Twenty years ago, the scientific community exhibited relatively little interest in the study of microglial cells. However, recent technical and conceptual advances in this field have greatly increased interest in the basic biology of these cells within various neurodegenerative diseases, including multiple sclerosis, Alzheimer's disease, and traumatic brain/spinal cord injuries. The main functions of these cells in the normal central nervous system (CNS) remain poorly understood, despite considerable elucidation of their roles in pathological conditions. Microglia populate the brain before birth and remain in close lifelong contact with CNS-resident cells under the influence of the local microenvironment. Within the CNS parenchyma, microglia actively interact with two main cell types, astrocytes and neurons, which produce many factors that affect microglia phenotypes in the normal CNS and during neuroinflammation. These factors include interleukin (IL)-34, macrophage colony-stimulating factor, transforming growth factor-beta, and IL-4, which promote microglial expansion, survival, and differentiation to an anti-inflammatory phenotype in the normal CNS. Under inflammatory conditions, however, astrocytes produce several pro-inflammatory factors that contribute to microglial activation. The interactions of microglia with neurons in the normal and diseased CNS are especially intriguing.
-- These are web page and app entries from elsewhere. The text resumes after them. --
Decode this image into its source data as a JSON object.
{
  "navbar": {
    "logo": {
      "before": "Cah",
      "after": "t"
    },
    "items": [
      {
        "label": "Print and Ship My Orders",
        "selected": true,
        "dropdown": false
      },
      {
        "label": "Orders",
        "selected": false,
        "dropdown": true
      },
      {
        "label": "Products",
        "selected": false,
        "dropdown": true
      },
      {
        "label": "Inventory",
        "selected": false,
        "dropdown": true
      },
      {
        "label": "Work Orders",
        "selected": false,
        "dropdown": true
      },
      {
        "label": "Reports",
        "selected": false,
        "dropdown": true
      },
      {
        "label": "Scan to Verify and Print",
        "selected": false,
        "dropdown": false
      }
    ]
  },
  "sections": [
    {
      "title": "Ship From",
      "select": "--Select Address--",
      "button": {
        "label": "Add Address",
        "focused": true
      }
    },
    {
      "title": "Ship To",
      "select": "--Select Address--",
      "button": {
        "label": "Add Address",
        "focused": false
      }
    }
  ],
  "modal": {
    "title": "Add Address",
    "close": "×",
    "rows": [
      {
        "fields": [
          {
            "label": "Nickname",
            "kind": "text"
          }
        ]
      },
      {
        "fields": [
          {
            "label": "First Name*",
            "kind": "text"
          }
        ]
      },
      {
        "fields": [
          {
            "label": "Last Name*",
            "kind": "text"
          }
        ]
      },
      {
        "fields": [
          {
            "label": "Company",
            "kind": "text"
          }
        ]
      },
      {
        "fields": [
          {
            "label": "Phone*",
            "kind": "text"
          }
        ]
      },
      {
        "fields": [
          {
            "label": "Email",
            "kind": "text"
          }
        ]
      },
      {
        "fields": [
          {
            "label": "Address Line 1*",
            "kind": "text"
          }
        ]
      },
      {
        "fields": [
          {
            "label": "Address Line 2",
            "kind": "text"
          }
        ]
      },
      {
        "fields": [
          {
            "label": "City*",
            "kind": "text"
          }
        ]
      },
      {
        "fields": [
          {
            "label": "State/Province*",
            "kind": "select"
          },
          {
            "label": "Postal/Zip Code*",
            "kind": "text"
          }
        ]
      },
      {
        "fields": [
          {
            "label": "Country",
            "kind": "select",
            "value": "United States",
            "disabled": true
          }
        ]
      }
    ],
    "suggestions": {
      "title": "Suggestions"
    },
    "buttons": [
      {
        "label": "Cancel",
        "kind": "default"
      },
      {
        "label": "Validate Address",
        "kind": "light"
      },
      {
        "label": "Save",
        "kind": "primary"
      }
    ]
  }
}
Microglia are known to interact actively with neurons by facilitating axonal pruning during development, while neurons provide specific factors that alter microglial phenotypes and functions. This review focuses mainly on the roles of soluble neuronal factors that affect microglial phenotypes and functions and the possible involvement of these factors in the pathology of neurodegenerative diseases.
- transcriptional regulation
- MACROPHAGE POLARIZATION